Build a solid foundation in science, formulation and product development—find out more!
Most Popular in:
Determining Korean Consumers’ Degree of Exposure to Lipstick and Face Creams
By: Kwangsuk Joo, Ongsoo Kim, Heonsik Kim and Jeungyeun Yoon, Hyechon College; and Jeongrim Ahn, Junkee Jang and Jaeun Song, Cosmetic Association
Posted: November 1, 2012, from the November 2012 issue of Cosmetics & Toiletries.
Purchase This Article
- From Cosmetics & Toiletries
- November 2012 issue, pg 794
- 7 pages
- face cream
- risk assessment
- Adobe PDF for download
- Printed copies mailed to you
From $9 an article
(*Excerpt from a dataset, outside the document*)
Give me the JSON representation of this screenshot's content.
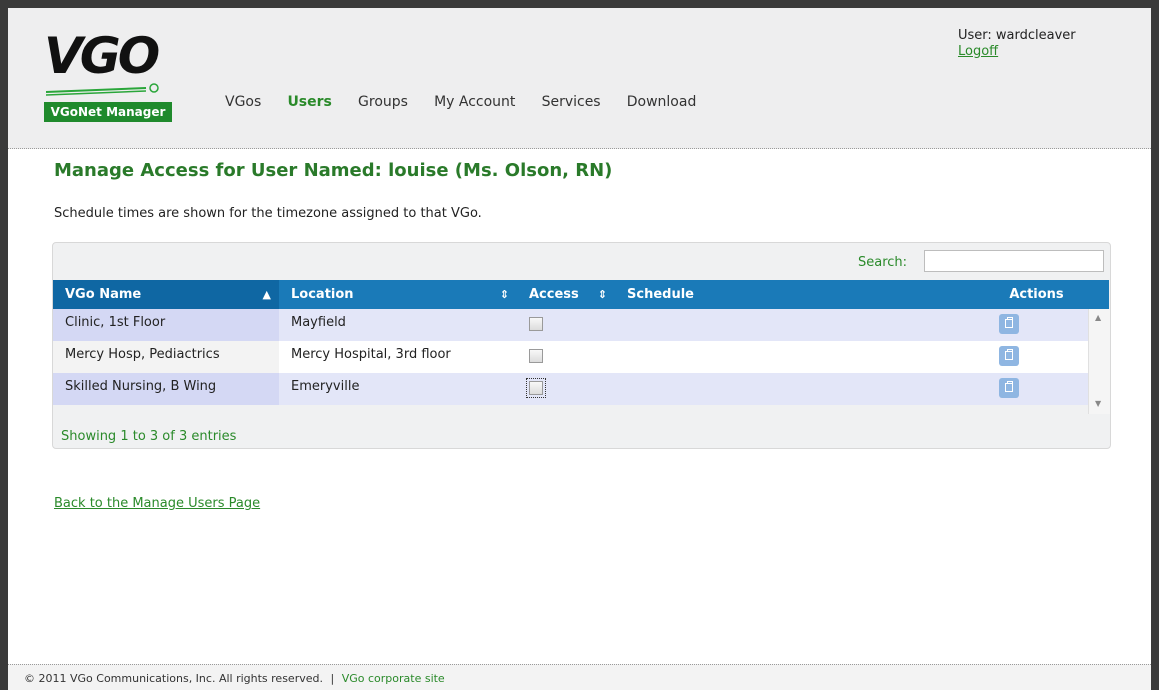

Lipstick and face cream are widely used leave-on cosmetic products, and their continued contact on the skin and mucosa results in greater opportunity for absorption into the skin. Since cosmetic products are composed of chemicals, use of these products results in exposure to chemicals. Fortunately, the skin has a protective barrier but some product components may penetrate this barrier. For this reason, it is important to evaluate the exposure degree of cosmetic products, to know the safety as well as intrinsic hazard of their components.
Data on factors such as exposure conditions, the formulation or vehicle, and characteristics of the skin, which influence the percutaneous absorption of chemicals and exposure of consumer products, was published in 1993 by the European Center for Ecotoxicology and Toxicology of Chemicals,1 and in 1997 by the U.S. Environmental Protection Agency (EPA).2 Further, studies regarding the exposure degree of cosmetic products have been made by Loretz et al.,3–5 for U.S. consumers, and by Hall et al.,6 for European consumers, but in Korea, no attempt had been made until now to establish the exposure degree of cosmetic products.
This is only an excerpt of the full article that appeared in Cosmetics & Toiletries, but you can purchase the full-text version.